Mike: Many areas overlap; but publishing and theater are very different things. In some ways, they are opposites. Theater is a small community of elites-everything I resist in publishing. Plays are realized on the stage, not in a book (unless that book is a lifetime collection of work from an established playwright, and that is one area World Audience specializes). Books are a very personal thing, produced by one writer; plays are developed through collaboration. So while there are advantages to marrying publishing with theater, it is important to keep them separate.
Ernest: What strategies are you adopting to make it big with your publishing company?
Mike: Marketing, marketing, marketing. Aside from that, I am trying to bring in highly qualified people to help run this company/press (such as you). Then, I hope to slowly give those people more responsibility and reward, as World Audience grows and is able to pay its employees. I think we have already established our reputation, amazing as that feat is. Now we have to capitalize on our strengths and market our excellent titles.
Ernest: And how do you think about the difference between being a writer and a publisher? In what important ways the two differ?

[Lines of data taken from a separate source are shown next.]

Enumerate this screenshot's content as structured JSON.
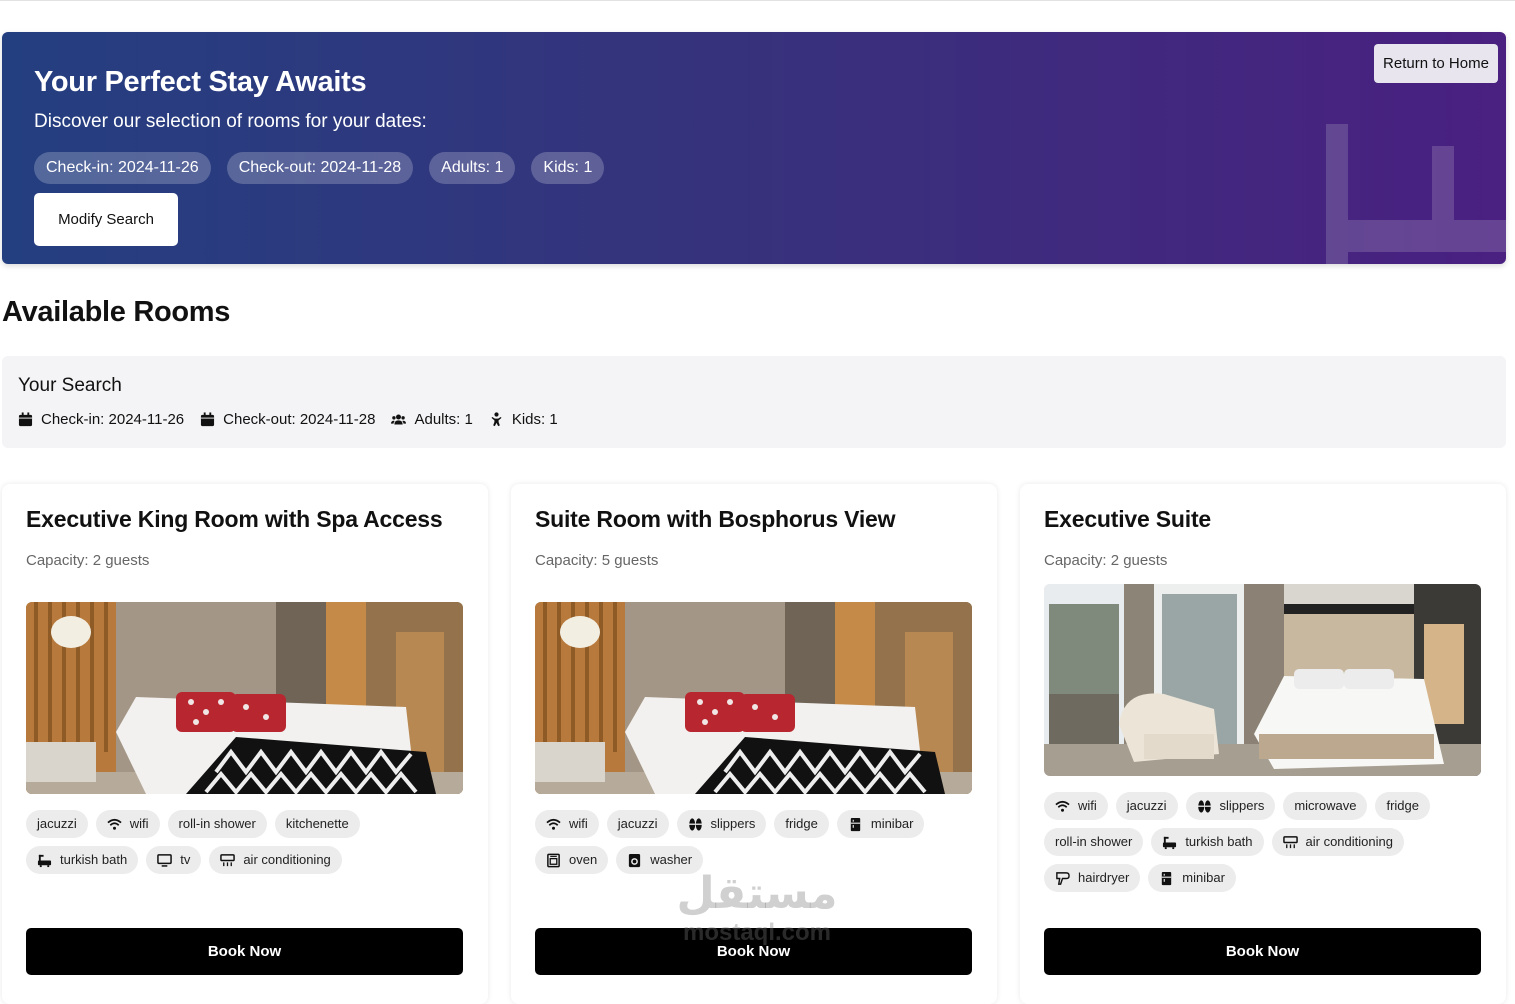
{
  "hero": {
    "title": "Your Perfect Stay Awaits",
    "subtitle": "Discover our selection of rooms for your dates:",
    "chips": [
      "Check-in: 2024-11-26",
      "Check-out: 2024-11-28",
      "Adults: 1",
      "Kids: 1"
    ],
    "modify_label": "Modify Search",
    "home_label": "Return to Home",
    "gradient_start": "#243f80",
    "gradient_end": "#4a2080"
  },
  "section_title": "Available Rooms",
  "summary": {
    "title": "Your Search",
    "items": [
      {
        "icon": "calendar-icon",
        "text": "Check-in: 2024-11-26"
      },
      {
        "icon": "calendar-icon",
        "text": "Check-out: 2024-11-28"
      },
      {
        "icon": "users-icon",
        "text": "Adults: 1"
      },
      {
        "icon": "child-icon",
        "text": "Kids: 1"
      }
    ]
  },
  "rooms": [
    {
      "title": "Executive King Room with Spa Access",
      "capacity": "Capacity: 2 guests",
      "image": "bedroom-photo-wood-panels",
      "amenities": [
        {
          "label": "jacuzzi",
          "icon": ""
        },
        {
          "label": "wifi",
          "icon": "wifi-icon"
        },
        {
          "label": "roll-in shower",
          "icon": ""
        },
        {
          "label": "kitchenette",
          "icon": ""
        },
        {
          "label": "turkish bath",
          "icon": "bath-icon"
        },
        {
          "label": "tv",
          "icon": "tv-icon"
        },
        {
          "label": "air conditioning",
          "icon": "ac-icon"
        }
      ],
      "book_label": "Book Now"
    },
    {
      "title": "Suite Room with Bosphorus View",
      "capacity": "Capacity: 5 guests",
      "image": "bedroom-photo-wood-panels",
      "amenities": [
        {
          "label": "wifi",
          "icon": "wifi-icon"
        },
        {
          "label": "jacuzzi",
          "icon": ""
        },
        {
          "label": "slippers",
          "icon": "slippers-icon"
        },
        {
          "label": "fridge",
          "icon": ""
        },
        {
          "label": "minibar",
          "icon": "minibar-icon"
        },
        {
          "label": "oven",
          "icon": "oven-icon"
        },
        {
          "label": "washer",
          "icon": "washer-icon"
        }
      ],
      "book_label": "Book Now"
    },
    {
      "title": "Executive Suite",
      "capacity": "Capacity: 2 guests",
      "image": "bedroom-photo-bright-windows",
      "amenities": [
        {
          "label": "wifi",
          "icon": "wifi-icon"
        },
        {
          "label": "jacuzzi",
          "icon": ""
        },
        {
          "label": "slippers",
          "icon": "slippers-icon"
        },
        {
          "label": "microwave",
          "icon": ""
        },
        {
          "label": "fridge",
          "icon": ""
        },
        {
          "label": "roll-in shower",
          "icon": ""
        },
        {
          "label": "turkish bath",
          "icon": "bath-icon"
        },
        {
          "label": "air conditioning",
          "icon": "ac-icon"
        },
        {
          "label": "hairdryer",
          "icon": "hairdryer-icon"
        },
        {
          "label": "minibar",
          "icon": "minibar-icon"
        }
      ],
      "book_label": "Book Now"
    }
  ],
  "watermark": {
    "arabic": "مستقل",
    "latin": "mostaql.com"
  }
}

Mike: Many writers were (or tried to be) publishers. Virginia Woolf owned a publishing company that published her books, as I am doing. In my case my books have proven themselves as plays first. Many other writers, like Mark Twain, tried publishing and failed. World Audience is a press run by writers, and in this we are unique. When we were starting out, this was a weakness, as it seemed to outsiders that we existed solely to publish our own work, a vanity press of sorts. Once we reached a certain size, however, this label no longer stuck, and that perceived weakness has now become our greatest strength.
Ernest: Tell us a little about the recent structuring of your company?
Mike: I have finally been able to draw from our large pool of excellent writers that we have published to help run our company. It was surprisingly easy to do that. The enthusiasm and talent of those who have recently joined in the management of World Audience is staggering. I could never have imagined that I would be able to recruit such great people.
Ernest: Are World Audience’s publications being ordered from abroad? (if yes, mention a few countries where they have been ordered)
Mike: Yes, and this was always part of our vision. Our books selling everywhere from England, France, Pakistan, Belgium, Iceland, South Africa, Australia, Japan, Russia, and many other countries. Our titles sell in bookstores around the globe, and across America, and they are in libraries all over the world. Furthermore, we have published writers from France, America, England, Australia, Belgium, Pakistan, India, and Belize. That is not counting our journal and review that publish writers from even more countries. We are a World Audience.
Ernest: What are some of your quality titles to be published soon?
Mike: One that I have enjoyed working on is The Case for Impeaching George W. Bush, Vice-president Cheney, and Other Members of their Administration and Ending the Iraq War Now; A Collection of Essays by Different Writers. Also forthcoming are Cyber Law: An Arsenal for Internet Business by Brett Trout, Last Call; A Collection of Stories by Blair Oliver, both edited by Kyle Torke. Finally, Dr. Helga Peham’s Escaping the Rat Race; Freedom in Paradise, edited by Matthew Ward. There are other titles in pre-production.
Thank You Mike for your time and sharing your views!